I know a few reviews mentioned the relationships were dysfunctional but I didn’t really see it that way. Damian and Lenny were hurting themselves and each other in a desperate attempt to get their needs met but neither man could do it, nor could they understand why. It takes an outside look to help both Damian and Lenny understand why the two were not working as wannabe lovers, even though they’d never slept together. The story does justice to this concept, as the relationship was volatile, abusive, and definitely not healthy which the writing goes into great length showing both the tragedy and the solution. So while the relationship was dysfunctional, it more so needed help than to be cut off completely. My only qualm was that I never really understood why Damian and Lenny had to be completely kept away from each other. Both men agreed that it was a bad idea to have a romantic relationship as their needs were not and could not be met by each other but to keep them completely cut off from each other felt selfish to me. It was as if Vance and Stanley were worried that the two boys would rather be with each other and actually loved each other more than their new Doms, despite all evidence to the contrary, so in a selfish move the rockers were kept apart.

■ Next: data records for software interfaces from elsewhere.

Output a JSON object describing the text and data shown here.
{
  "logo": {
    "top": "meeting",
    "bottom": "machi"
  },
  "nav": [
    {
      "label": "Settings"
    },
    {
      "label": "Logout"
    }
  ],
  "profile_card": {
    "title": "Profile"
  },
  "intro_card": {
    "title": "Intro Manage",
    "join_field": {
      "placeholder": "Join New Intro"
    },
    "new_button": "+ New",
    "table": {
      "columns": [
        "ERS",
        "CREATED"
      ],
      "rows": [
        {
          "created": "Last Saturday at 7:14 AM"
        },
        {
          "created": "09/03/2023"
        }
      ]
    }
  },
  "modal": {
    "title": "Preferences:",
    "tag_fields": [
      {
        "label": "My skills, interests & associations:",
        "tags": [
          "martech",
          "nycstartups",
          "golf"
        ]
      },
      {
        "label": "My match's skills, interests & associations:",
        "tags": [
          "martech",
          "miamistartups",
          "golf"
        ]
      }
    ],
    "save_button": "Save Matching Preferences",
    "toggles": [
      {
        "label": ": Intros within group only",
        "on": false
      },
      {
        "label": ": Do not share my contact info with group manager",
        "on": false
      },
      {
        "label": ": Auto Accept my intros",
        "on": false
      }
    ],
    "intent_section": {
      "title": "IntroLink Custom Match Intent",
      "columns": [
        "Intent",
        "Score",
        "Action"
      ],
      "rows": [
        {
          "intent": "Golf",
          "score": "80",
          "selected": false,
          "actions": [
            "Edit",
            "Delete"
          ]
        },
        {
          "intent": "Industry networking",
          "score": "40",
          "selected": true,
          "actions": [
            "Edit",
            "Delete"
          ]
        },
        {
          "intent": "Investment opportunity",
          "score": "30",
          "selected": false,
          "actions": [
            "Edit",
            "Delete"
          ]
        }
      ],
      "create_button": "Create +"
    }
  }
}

This really bothered me for a considerable part of the story and I never reconciled my feeling that it was wrong to cut the best friends off from each other when it was ONLY them that couldn’t talk, see each other or even communicate in any way. It felt wrong then and even upon reflection it still feels wrong.
Likewise I enjoyed the nuance of the secondary characters of the band members and Damian’s family but the support for Damian felt too little too late. Damian was blamed and made a scape goat for virtually everything, even though the entire book he was actually trying to make good things happen and championing everyone that shit on him, but after Lenny’s latest abusive tirade all of a sudden everyone supports Damian out of the blue. It felt too lopsided both ways and left me not particularly caring for any of them. I recognized them as good characters but on a personal, reader level I didn’t like them as people. I thought Vance was an interesting character, if incredibly selfish and insecure to keep Lenny isolated from Damian, but he was a minor character and apparently has his own book. I thought the relationship between Stanley and Damian worked on a lot of levels and it was nice to see that Stan recognized his own failings and took steps to correct them at the end. I’m curious where that relationship could potentially go because I honestly don’t see it being happily ever after that easily.
Most of all this is a thoughtful book with a lot of layers and depth. It kept me thinking and I liked that about it. I didn’t agree with everything I read about the characters, their motivations, or the solutions but I always like that Samms’ writing makes me think and get invested in the story. I never felt as though there was that much angst as there is a lot of down time with talking between any potentially angsty scenes, which also tended to end peacefully. It’s a book I would recommend because it’s interesting but definitely not for everyone. I think it will resonate with some readers more so than others. I’m tempted by the sequel with Lenny and Vance’s story, even if I don’t really like either man.